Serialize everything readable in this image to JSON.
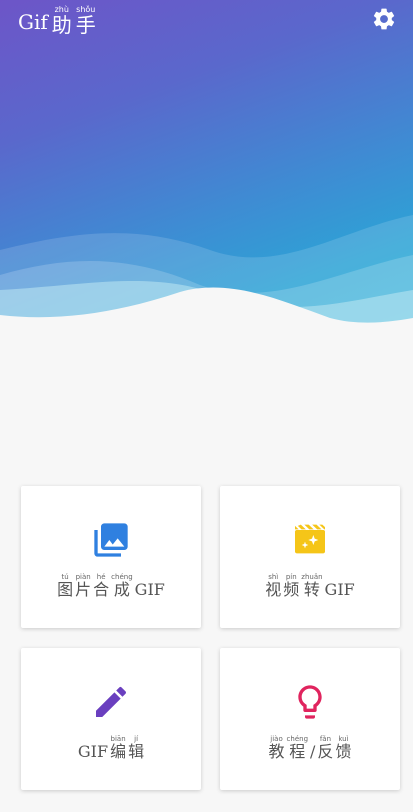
{
  "header": {
    "title_latin": "Gif",
    "title_chars": [
      {
        "hz": "助",
        "py": "zhù"
      },
      {
        "hz": "手",
        "py": "shǒu"
      }
    ],
    "settings_icon": "gear-icon"
  },
  "colors": {
    "gradient_top": "#6d55c8",
    "gradient_bottom": "#2aa7d6",
    "icon_blue": "#2f80e0",
    "icon_yellow": "#f5c518",
    "icon_purple": "#6a3fbf",
    "icon_pink": "#e0245e"
  },
  "cards": [
    {
      "icon": "images-icon",
      "chars": [
        {
          "hz": "图",
          "py": "tú"
        },
        {
          "hz": "片",
          "py": "piàn"
        },
        {
          "hz": "合",
          "py": "hé"
        },
        {
          "hz": "成",
          "py": "chéng"
        }
      ],
      "suffix": "GIF"
    },
    {
      "icon": "movie-sparkle-icon",
      "chars": [
        {
          "hz": "视",
          "py": "shì"
        },
        {
          "hz": "频",
          "py": "pín"
        },
        {
          "hz": "转",
          "py": "zhuǎn"
        }
      ],
      "suffix": "GIF"
    },
    {
      "icon": "pencil-icon",
      "prefix": "GIF",
      "chars": [
        {
          "hz": "编",
          "py": "biān"
        },
        {
          "hz": "辑",
          "py": "jí"
        }
      ]
    },
    {
      "icon": "lightbulb-icon",
      "chars": [
        {
          "hz": "教",
          "py": "jiào"
        },
        {
          "hz": "程",
          "py": "chéng"
        }
      ],
      "sep": "/",
      "chars2": [
        {
          "hz": "反",
          "py": "fǎn"
        },
        {
          "hz": "馈",
          "py": "kuì"
        }
      ]
    }
  ]
}
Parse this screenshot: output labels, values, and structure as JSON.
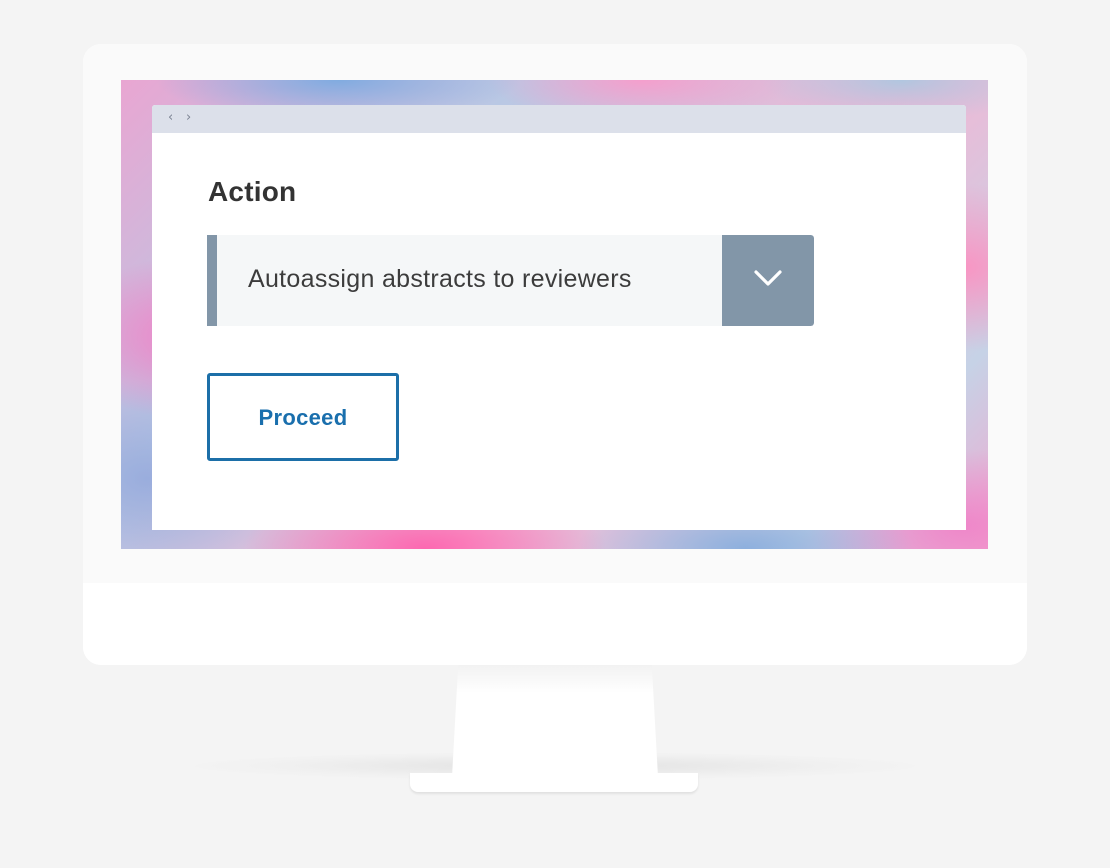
{
  "browser": {
    "back_icon": "‹",
    "forward_icon": "›"
  },
  "form": {
    "action_label": "Action",
    "action_select": {
      "selected_value": "Autoassign abstracts to reviewers",
      "toggle_icon": "chevron-down-icon"
    },
    "proceed_label": "Proceed"
  },
  "colors": {
    "accent": "#8296a8",
    "button_border": "#1c6fa8",
    "button_text": "#1a6fad",
    "browser_bar": "#dce0ea"
  }
}
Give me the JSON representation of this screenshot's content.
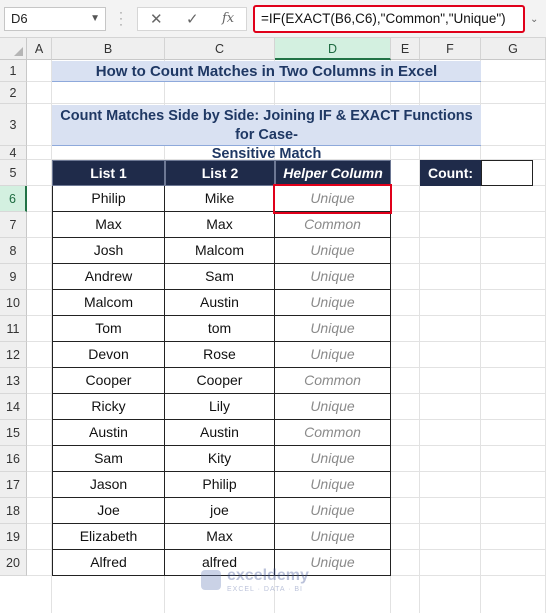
{
  "formula_bar": {
    "name_box": "D6",
    "cancel_icon": "✕",
    "confirm_icon": "✓",
    "fx_label": "fx",
    "formula": "=IF(EXACT(B6,C6),\"Common\",\"Unique\")"
  },
  "columns": [
    "A",
    "B",
    "C",
    "D",
    "E",
    "F",
    "G"
  ],
  "rows": [
    "1",
    "2",
    "3",
    "4",
    "5",
    "6",
    "7",
    "8",
    "9",
    "10",
    "11",
    "12",
    "13",
    "14",
    "15",
    "16",
    "17",
    "18",
    "19",
    "20"
  ],
  "sheet": {
    "title": "How to Count Matches in Two Columns in Excel",
    "subtitle_line1": "Count Matches Side by Side: Joining IF & EXACT Functions for Case-",
    "subtitle_line2": "Sensitive Match",
    "headers": {
      "list1": "List 1",
      "list2": "List 2",
      "helper": "Helper Column"
    },
    "count_label": "Count:",
    "count_value": "",
    "table": [
      [
        "Philip",
        "Mike",
        "Unique"
      ],
      [
        "Max",
        "Max",
        "Common"
      ],
      [
        "Josh",
        "Malcom",
        "Unique"
      ],
      [
        "Andrew",
        "Sam",
        "Unique"
      ],
      [
        "Malcom",
        "Austin",
        "Unique"
      ],
      [
        "Tom",
        "tom",
        "Unique"
      ],
      [
        "Devon",
        "Rose",
        "Unique"
      ],
      [
        "Cooper",
        "Cooper",
        "Common"
      ],
      [
        "Ricky",
        "Lily",
        "Unique"
      ],
      [
        "Austin",
        "Austin",
        "Common"
      ],
      [
        "Sam",
        "Kity",
        "Unique"
      ],
      [
        "Jason",
        "Philip",
        "Unique"
      ],
      [
        "Joe",
        "joe",
        "Unique"
      ],
      [
        "Elizabeth",
        "Max",
        "Unique"
      ],
      [
        "Alfred",
        "alfred",
        "Unique"
      ]
    ]
  },
  "watermark": {
    "name": "exceldemy",
    "tagline": "EXCEL · DATA · BI"
  },
  "colors": {
    "accent_red": "#e0001a",
    "header_navy": "#1f2b4a",
    "title_fill": "#d9e1f2"
  }
}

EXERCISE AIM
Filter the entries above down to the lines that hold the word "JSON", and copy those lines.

WRITTEN SOLUTION
Serialize everything readable in this image to JSON.
Parse this screenshot: output labels, values, and structure as JSON.
Give me the JSON representation of this screenshot's content.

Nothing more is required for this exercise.